ERIC Number: ED242695
Record Type: RIE
Publication Date: 1984-Apr
Reference Count: 0
Sex Education: What We Teach Teachers.
Thompson, Dennis N.; Doll, Lynda
Inadequate teacher training and the lack of consensus on what constitutes sex education are often cited to explain why few sex education programs are offered in the public schools. A survey of administrative officials at 777 teacher preparation institutions was conducted to examine the number and type of university-level programs designed to prepare teachers to teach sex education. Practicing sex educators were also asked how universities might better prepare teachers. Thirty percent of the 322 responding institutions offered one or more specific courses on the topic. An additional 34 percent included the material in more general courses. Comparison of this data with that from a 1968 survey showed a trend toward offering more specific sex education courses. There still appears to be no consensus as to who should teach sex education, or what constitutes adequate teacher preparation. While practicing sex education teachers are drawn from such diverse backgrounds as music, English, and science, formal coursework is usually offered in the health education curriculum. Also, while teachers emphasize the need for courses on methods, human relations training, value exploration, and parental concerns, the most frequently cited content area in university-level courses is human reproduction. (Author/JD)

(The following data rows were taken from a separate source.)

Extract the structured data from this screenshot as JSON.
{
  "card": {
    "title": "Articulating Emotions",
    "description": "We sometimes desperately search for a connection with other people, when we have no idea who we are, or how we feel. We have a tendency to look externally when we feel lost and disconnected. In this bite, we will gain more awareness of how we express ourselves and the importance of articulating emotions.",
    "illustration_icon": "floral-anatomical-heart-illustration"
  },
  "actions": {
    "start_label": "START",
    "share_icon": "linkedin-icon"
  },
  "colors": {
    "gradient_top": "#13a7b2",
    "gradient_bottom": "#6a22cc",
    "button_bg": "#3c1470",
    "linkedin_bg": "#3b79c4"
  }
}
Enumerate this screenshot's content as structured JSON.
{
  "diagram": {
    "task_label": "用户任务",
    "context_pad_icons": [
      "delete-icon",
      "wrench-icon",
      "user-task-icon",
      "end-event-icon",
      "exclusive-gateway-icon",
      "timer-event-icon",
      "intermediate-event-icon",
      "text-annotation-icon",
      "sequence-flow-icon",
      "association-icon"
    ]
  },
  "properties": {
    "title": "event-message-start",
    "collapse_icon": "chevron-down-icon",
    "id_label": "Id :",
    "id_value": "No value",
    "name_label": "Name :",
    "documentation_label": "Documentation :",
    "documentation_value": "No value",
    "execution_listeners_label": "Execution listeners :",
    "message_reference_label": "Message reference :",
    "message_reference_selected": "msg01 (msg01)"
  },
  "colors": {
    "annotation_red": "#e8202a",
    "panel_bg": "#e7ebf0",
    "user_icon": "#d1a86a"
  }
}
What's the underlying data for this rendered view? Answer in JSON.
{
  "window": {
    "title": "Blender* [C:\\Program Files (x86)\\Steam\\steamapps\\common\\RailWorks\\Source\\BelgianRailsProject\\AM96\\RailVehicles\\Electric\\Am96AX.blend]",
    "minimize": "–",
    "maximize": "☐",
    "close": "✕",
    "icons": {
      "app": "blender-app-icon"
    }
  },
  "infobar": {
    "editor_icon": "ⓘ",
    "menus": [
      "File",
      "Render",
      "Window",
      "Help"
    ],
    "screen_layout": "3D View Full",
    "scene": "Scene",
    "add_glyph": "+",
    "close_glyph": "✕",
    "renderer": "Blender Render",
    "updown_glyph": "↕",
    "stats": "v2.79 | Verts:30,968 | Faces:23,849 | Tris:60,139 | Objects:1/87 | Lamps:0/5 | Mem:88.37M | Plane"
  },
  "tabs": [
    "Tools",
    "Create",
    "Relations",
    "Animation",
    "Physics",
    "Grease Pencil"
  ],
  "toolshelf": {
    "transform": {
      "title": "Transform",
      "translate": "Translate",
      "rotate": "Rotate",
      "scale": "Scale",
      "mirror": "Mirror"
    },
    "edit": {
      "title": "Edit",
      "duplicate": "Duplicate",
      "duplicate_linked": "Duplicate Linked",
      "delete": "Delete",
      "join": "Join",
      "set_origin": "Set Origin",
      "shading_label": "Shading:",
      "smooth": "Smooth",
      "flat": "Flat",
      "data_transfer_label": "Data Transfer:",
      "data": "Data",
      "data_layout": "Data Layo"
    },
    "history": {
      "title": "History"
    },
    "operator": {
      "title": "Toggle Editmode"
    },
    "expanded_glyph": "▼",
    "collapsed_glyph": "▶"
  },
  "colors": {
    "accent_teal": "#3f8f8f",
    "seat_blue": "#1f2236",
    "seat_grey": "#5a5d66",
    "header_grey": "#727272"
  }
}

Publication Type: Speeches/Meeting Papers; Reports - Research
Education Level: N/A
Audience: Teachers; Practitioners
Authoring Institution: N/A
Note: Paper presented at the Annual Meeting of the American Educational Research Association (New Orleans, LA, April 23-27, 1984).